What’s the flow of the agenda? You need specific time where executives are there, you can have in-camera sessions if required. Sometimes you have to cut items from the agenda and push that either to the next meeting or look to have an ad-hoc meeting if there’s a large topic that needs some larger discussion but it’s urgent. Or perhaps put that item to a committee. Make sure that the really heavy items are up front and the lighter items are towards the end because you know people’s attention does tend to wane towards the end. What decisions are you asking of the Board?
First draft of Board papers
After your first meeting where you set the agenda and the first cut of the papers are presented, the CEO and the Company Secretary have an opportunity to go through those papers and see if they are clear on what questions the Board needs to answer. The best analogy that I’ve heard is that “is the Board paper a wet fish?” Does it slap the Board member in the face and say this is what we need to know? Or this is what the decision we need to you to make, this is the information you’ve got to make the decision, it’s up to you now to make the decision, that’s what you want Board papers to say. Ensure the action items that have flowed over from the last meeting have also been dealt with. It’s also useful to present the Board an updated action items list at the next meeting so you can say that action item is dealt with or that action item has been distributed outside of the Board meeting and the only things the Board would be talking about is outstanding action items.
Final draft of Board papers
After this meeting with the CEO, there’s another period of time that papers are able to be modified, you then get the final papers ready to compile and distribute. As a Company Secretary you still then read through that again, make sure that the notes that you took in terms of both what the agenda initially was trying to achieve, secondly any changes that we’ve made when discussing with the CEO have been incorporated and you do another read through. Now quite often you will find another question that hasn’t been answered or something might have been done not quite right and there’s no time left to get the Board papers out. What you can then do as a Company Secretary with those other things that you find is feed that back to the CEO so that you’re helping the executive be prepared with other questions that might come up, because I know working in a Board setting when you present a paper for a decision and then a Board member asks “oh but what about this?” No one’s thought about it and that means then it’s important enough that the Board want to make sure that the right decision is made then the decision gets delayed.
With what you’ve done by preparing the agenda, doing the Board papers and answering questions, you should be able to write the “shell” minutes because you’ve got these agenda items, you’ve got the decisions that are hoping to be made from all the papers that have been presented so you can fill that in and that leaves you a shell of minutes that you can effectively just capture the discussion around those points. By having that shell in place. It allows you as the Company Secretary to be paying a lot more attention to the meeting rather than writing all the minutes as you go and being able to distil the conversation down as you’re going in that meeting and understand the decisions that are being made and the questions that are being asked.

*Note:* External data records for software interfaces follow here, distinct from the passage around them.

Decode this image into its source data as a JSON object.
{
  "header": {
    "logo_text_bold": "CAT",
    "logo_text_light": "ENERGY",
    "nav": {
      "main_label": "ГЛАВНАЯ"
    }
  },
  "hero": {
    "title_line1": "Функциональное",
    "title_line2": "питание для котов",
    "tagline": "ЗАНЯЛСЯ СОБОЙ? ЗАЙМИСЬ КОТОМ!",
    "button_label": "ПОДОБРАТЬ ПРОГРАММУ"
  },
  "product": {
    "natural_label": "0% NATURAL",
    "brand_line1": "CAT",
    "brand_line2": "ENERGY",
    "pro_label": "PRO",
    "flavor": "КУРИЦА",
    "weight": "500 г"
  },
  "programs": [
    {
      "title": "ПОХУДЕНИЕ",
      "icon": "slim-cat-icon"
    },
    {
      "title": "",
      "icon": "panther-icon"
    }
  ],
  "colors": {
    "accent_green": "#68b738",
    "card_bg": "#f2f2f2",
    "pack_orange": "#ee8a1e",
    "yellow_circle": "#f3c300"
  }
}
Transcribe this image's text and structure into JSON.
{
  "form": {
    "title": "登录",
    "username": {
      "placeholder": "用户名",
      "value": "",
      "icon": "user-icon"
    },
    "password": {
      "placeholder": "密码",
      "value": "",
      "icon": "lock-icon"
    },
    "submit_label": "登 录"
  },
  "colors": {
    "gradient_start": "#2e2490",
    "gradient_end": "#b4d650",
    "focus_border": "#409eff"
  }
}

The Board meeting
So now we get to the meeting proper you should have clear papers, a clear agenda, a good flow, decisions should be made quickly, all the information’s in front of the directors, this is just going to help the Board meeting go a lot quicker, the right questions to be asked and allow directors the time to contemplate the decisions and make the best decisions for the organisation, which is the point of the Board.
The last step is capturing those minutes and those action items and distributing them quickly after the Board meeting so you can then get into the flow of setting the agenda for the next meeting because you want to sign off that last meeting and have the actions captured, the minutes done and then roll into the next meeting’s agenda.
That’s why doing Company Secretary work well does take longer than you’d expect but also at the same time it allows the Board to act a lot more efficiently and hopefully come to a better decision or support decision making that is more valuable to the organisation.